> PROBLEM TO SOLVE:
Find and copy each line of the data that includes "Create".
Start of SOURCE RECORDS
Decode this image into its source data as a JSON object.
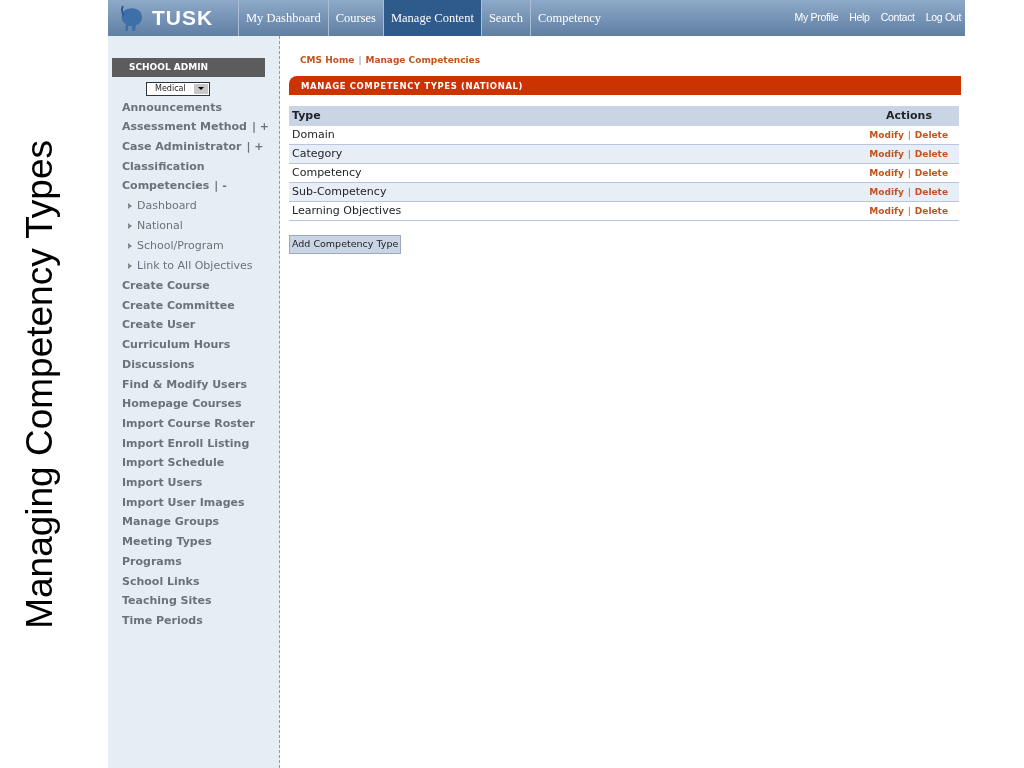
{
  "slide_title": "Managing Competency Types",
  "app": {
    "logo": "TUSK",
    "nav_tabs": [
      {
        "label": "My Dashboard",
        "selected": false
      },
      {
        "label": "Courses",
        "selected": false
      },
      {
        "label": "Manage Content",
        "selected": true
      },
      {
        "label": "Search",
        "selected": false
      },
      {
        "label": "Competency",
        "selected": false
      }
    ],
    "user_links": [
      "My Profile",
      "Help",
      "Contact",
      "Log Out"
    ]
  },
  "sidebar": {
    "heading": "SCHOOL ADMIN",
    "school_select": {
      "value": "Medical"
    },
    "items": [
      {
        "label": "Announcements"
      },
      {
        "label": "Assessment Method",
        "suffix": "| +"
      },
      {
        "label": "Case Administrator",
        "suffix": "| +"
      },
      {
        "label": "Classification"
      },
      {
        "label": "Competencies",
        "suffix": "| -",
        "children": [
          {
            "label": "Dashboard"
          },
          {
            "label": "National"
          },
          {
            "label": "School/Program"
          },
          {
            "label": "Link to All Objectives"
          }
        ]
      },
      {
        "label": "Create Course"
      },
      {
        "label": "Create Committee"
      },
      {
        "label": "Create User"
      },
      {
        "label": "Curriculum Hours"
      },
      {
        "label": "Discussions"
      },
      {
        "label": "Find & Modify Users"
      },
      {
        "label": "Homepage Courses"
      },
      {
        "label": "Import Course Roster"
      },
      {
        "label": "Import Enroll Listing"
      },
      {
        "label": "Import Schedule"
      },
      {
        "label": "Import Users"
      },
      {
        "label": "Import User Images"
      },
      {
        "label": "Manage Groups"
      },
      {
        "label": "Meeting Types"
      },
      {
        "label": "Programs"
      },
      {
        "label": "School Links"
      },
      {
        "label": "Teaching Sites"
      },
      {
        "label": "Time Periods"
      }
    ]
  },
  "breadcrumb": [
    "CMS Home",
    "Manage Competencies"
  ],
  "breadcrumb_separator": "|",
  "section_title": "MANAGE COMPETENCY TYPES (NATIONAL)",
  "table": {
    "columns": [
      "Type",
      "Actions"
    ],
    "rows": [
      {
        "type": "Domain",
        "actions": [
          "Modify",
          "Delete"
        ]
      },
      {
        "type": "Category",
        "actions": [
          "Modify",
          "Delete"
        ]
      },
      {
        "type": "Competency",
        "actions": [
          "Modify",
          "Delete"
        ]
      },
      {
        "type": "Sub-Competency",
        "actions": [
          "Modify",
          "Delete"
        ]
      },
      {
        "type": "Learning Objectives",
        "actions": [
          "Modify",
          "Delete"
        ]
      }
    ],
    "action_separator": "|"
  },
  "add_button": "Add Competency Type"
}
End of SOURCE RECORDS
> EXPECTED ANSWER:
        "label": "Create Course"
        "label": "Create Committee"
        "label": "Create User"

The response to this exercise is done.